Data to process>
_ _ _ _ _ _ _

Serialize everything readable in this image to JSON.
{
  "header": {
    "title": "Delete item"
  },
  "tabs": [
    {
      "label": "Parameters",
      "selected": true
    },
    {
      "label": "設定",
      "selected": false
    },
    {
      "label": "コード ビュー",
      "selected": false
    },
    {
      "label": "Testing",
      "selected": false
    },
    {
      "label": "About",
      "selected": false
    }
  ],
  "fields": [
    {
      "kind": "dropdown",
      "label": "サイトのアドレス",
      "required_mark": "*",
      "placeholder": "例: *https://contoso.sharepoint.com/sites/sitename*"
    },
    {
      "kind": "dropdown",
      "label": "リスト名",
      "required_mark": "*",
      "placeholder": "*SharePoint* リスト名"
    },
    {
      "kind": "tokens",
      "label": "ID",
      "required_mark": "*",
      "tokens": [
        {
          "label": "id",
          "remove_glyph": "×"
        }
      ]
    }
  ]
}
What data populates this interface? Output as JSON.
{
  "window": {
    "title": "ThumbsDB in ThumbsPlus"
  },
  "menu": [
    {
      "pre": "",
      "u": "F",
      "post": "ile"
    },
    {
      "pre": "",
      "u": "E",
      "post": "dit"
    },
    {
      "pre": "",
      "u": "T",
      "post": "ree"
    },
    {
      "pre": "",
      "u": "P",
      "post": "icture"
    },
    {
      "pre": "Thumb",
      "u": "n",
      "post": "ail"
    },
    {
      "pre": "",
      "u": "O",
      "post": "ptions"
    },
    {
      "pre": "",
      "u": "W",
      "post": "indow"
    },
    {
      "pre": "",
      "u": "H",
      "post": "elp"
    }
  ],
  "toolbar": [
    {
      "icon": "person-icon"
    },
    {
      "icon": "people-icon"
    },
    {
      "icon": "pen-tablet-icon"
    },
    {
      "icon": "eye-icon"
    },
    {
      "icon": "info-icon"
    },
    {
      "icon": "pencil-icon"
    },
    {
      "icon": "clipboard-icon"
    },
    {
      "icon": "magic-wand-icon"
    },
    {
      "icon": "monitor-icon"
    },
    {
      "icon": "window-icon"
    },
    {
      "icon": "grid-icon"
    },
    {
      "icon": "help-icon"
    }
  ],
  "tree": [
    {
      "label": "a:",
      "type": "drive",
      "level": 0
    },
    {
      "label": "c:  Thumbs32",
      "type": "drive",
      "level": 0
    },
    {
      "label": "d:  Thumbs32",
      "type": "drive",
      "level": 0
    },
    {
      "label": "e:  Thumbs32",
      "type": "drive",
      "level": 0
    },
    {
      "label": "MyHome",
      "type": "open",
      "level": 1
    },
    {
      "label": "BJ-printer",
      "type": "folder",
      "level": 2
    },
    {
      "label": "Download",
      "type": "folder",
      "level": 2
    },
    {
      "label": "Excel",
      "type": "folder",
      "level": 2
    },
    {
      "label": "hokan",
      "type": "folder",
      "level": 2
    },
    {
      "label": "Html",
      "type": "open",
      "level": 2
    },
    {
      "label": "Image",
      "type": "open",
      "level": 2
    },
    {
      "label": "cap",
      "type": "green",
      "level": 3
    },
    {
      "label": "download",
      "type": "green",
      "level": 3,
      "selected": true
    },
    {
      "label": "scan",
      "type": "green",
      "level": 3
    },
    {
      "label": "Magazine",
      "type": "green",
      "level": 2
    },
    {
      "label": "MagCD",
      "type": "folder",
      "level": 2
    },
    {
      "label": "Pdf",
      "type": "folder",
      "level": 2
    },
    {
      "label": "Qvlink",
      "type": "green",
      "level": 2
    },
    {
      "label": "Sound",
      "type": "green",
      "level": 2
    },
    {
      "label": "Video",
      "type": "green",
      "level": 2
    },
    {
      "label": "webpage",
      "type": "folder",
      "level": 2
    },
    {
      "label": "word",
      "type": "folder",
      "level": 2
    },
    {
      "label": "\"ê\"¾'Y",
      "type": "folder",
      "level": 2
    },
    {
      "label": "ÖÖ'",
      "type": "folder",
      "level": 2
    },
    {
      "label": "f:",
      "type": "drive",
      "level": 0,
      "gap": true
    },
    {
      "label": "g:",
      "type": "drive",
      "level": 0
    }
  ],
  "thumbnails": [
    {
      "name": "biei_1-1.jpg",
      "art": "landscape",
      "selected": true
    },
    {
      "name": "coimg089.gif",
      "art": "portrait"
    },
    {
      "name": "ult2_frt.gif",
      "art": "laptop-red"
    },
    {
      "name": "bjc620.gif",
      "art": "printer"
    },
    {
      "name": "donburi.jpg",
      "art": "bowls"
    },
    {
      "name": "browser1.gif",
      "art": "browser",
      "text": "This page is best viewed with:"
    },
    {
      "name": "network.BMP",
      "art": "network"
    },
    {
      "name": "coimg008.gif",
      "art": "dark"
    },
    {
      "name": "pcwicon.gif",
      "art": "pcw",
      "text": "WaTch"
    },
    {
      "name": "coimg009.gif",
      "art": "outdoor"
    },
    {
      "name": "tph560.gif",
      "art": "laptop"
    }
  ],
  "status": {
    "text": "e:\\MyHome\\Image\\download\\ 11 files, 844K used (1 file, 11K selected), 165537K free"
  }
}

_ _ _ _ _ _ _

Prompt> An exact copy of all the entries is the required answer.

Response>
Serialize everything readable in this image to JSON.
{
  "header": {
    "title": "Delete item"
  },
  "tabs": [
    {
      "label": "Parameters",
      "selected": true
    },
    {
      "label": "設定",
      "selected": false
    },
    {
      "label": "コード ビュー",
      "selected": false
    },
    {
      "label": "Testing",
      "selected": false
    },
    {
      "label": "About",
      "selected": false
    }
  ],
  "fields": [
    {
      "kind": "dropdown",
      "label": "サイトのアドレス",
      "required_mark": "*",
      "placeholder": "例: *https://contoso.sharepoint.com/sites/sitename*"
    },
    {
      "kind": "dropdown",
      "label": "リスト名",
      "required_mark": "*",
      "placeholder": "*SharePoint* リスト名"
    },
    {
      "kind": "tokens",
      "label": "ID",
      "required_mark": "*",
      "tokens": [
        {
          "label": "id",
          "remove_glyph": "×"
        }
      ]
    }
  ]
}
What data populates this interface? Output as JSON.
{
  "window": {
    "title": "ThumbsDB in ThumbsPlus"
  },
  "menu": [
    {
      "pre": "",
      "u": "F",
      "post": "ile"
    },
    {
      "pre": "",
      "u": "E",
      "post": "dit"
    },
    {
      "pre": "",
      "u": "T",
      "post": "ree"
    },
    {
      "pre": "",
      "u": "P",
      "post": "icture"
    },
    {
      "pre": "Thumb",
      "u": "n",
      "post": "ail"
    },
    {
      "pre": "",
      "u": "O",
      "post": "ptions"
    },
    {
      "pre": "",
      "u": "W",
      "post": "indow"
    },
    {
      "pre": "",
      "u": "H",
      "post": "elp"
    }
  ],
  "toolbar": [
    {
      "icon": "person-icon"
    },
    {
      "icon": "people-icon"
    },
    {
      "icon": "pen-tablet-icon"
    },
    {
      "icon": "eye-icon"
    },
    {
      "icon": "info-icon"
    },
    {
      "icon": "pencil-icon"
    },
    {
      "icon": "clipboard-icon"
    },
    {
      "icon": "magic-wand-icon"
    },
    {
      "icon": "monitor-icon"
    },
    {
      "icon": "window-icon"
    },
    {
      "icon": "grid-icon"
    },
    {
      "icon": "help-icon"
    }
  ],
  "tree": [
    {
      "label": "a:",
      "type": "drive",
      "level": 0
    },
    {
      "label": "c:  Thumbs32",
      "type": "drive",
      "level": 0
    },
    {
      "label": "d:  Thumbs32",
      "type": "drive",
      "level": 0
    },
    {
      "label": "e:  Thumbs32",
      "type": "drive",
      "level": 0
    },
    {
      "label": "MyHome",
      "type": "open",
      "level": 1
    },
    {
      "label": "BJ-printer",
      "type": "folder",
      "level": 2
    },
    {
      "label": "Download",
      "type": "folder",
      "level": 2
    },
    {
      "label": "Excel",
      "type": "folder",
      "level": 2
    },
    {
      "label": "hokan",
      "type": "folder",
      "level": 2
    },
    {
      "label": "Html",
      "type": "open",
      "level": 2
    },
    {
      "label": "Image",
      "type": "open",
      "level": 2
    },
    {
      "label": "cap",
      "type": "green",
      "level": 3
    },
    {
      "label": "download",
      "type": "green",
      "level": 3,
      "selected": true
    },
    {
      "label": "scan",
      "type": "green",
      "level": 3
    },
    {
      "label": "Magazine",
      "type": "green",
      "level": 2
    },
    {
      "label": "MagCD",
      "type": "folder",
      "level": 2
    },
    {
      "label": "Pdf",
      "type": "folder",
      "level": 2
    },
    {
      "label": "Qvlink",
      "type": "green",
      "level": 2
    },
    {
      "label": "Sound",
      "type": "green",
      "level": 2
    },
    {
      "label": "Video",
      "type": "green",
      "level": 2
    },
    {
      "label": "webpage",
      "type": "folder",
      "level": 2
    },
    {
      "label": "word",
      "type": "folder",
      "level": 2
    },
    {
      "label": "\"ê\"¾'Y",
      "type": "folder",
      "level": 2
    },
    {
      "label": "ÖÖ'",
      "type": "folder",
      "level": 2
    },
    {
      "label": "f:",
      "type": "drive",
      "level": 0,
      "gap": true
    },
    {
      "label": "g:",
      "type": "drive",
      "level": 0
    }
  ],
  "thumbnails": [
    {
      "name": "biei_1-1.jpg",
      "art": "landscape",
      "selected": true
    },
    {
      "name": "coimg089.gif",
      "art": "portrait"
    },
    {
      "name": "ult2_frt.gif",
      "art": "laptop-red"
    },
    {
      "name": "bjc620.gif",
      "art": "printer"
    },
    {
      "name": "donburi.jpg",
      "art": "bowls"
    },
    {
      "name": "browser1.gif",
      "art": "browser",
      "text": "This page is best viewed with:"
    },
    {
      "name": "network.BMP",
      "art": "network"
    },
    {
      "name": "coimg008.gif",
      "art": "dark"
    },
    {
      "name": "pcwicon.gif",
      "art": "pcw",
      "text": "WaTch"
    },
    {
      "name": "coimg009.gif",
      "art": "outdoor"
    },
    {
      "name": "tph560.gif",
      "art": "laptop"
    }
  ],
  "status": {
    "text": "e:\\MyHome\\Image\\download\\ 11 files, 844K used (1 file, 11K selected), 165537K free"
  }
}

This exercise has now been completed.